(RECORD SET Opens)
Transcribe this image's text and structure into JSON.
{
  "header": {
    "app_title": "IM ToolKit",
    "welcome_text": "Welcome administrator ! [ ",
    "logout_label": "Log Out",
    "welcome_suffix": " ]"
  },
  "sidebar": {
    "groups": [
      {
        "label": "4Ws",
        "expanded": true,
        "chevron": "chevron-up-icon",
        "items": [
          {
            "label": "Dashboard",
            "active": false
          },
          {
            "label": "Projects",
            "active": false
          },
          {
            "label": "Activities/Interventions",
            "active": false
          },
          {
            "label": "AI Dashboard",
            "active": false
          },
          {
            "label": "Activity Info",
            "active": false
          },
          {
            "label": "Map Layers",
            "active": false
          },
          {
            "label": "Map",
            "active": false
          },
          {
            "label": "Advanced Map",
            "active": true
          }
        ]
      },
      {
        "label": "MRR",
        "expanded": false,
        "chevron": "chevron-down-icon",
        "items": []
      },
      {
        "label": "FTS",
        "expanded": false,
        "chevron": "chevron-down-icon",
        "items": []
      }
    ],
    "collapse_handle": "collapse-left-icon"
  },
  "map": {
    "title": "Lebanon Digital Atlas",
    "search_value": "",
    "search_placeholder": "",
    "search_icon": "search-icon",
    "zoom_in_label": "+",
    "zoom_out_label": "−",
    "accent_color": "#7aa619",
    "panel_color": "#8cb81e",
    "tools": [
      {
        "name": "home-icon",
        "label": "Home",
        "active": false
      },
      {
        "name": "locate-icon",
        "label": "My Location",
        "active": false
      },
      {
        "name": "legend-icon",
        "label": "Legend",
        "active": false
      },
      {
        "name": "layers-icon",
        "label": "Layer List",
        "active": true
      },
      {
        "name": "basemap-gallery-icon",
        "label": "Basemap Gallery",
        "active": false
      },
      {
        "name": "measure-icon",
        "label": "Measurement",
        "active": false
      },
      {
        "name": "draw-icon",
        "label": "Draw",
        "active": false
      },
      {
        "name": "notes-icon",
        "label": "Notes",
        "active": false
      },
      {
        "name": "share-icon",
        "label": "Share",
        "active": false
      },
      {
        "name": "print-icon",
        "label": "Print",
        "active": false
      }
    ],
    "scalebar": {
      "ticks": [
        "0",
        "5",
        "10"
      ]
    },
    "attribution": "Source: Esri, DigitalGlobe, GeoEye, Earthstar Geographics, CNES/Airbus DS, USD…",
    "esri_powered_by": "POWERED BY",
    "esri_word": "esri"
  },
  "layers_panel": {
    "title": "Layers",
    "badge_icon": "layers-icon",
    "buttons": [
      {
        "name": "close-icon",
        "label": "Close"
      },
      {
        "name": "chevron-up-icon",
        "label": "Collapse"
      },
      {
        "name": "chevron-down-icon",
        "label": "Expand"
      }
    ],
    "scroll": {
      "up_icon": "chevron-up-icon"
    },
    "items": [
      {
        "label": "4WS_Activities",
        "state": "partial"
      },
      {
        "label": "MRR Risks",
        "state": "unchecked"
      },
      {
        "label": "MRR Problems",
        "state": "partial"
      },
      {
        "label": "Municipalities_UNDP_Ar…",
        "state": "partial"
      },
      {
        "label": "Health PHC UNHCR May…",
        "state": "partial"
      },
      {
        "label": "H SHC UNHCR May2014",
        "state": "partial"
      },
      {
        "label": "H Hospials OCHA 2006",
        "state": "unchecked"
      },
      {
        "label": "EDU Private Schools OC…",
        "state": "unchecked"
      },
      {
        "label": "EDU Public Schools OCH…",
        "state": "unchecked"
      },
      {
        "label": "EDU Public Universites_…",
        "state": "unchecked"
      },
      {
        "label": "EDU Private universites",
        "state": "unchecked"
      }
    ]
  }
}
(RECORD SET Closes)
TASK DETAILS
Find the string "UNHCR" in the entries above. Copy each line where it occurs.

COMPLETED EXERCISE
        "label": "Health PHC UNHCR May…",
        "label": "H SHC UNHCR May2014",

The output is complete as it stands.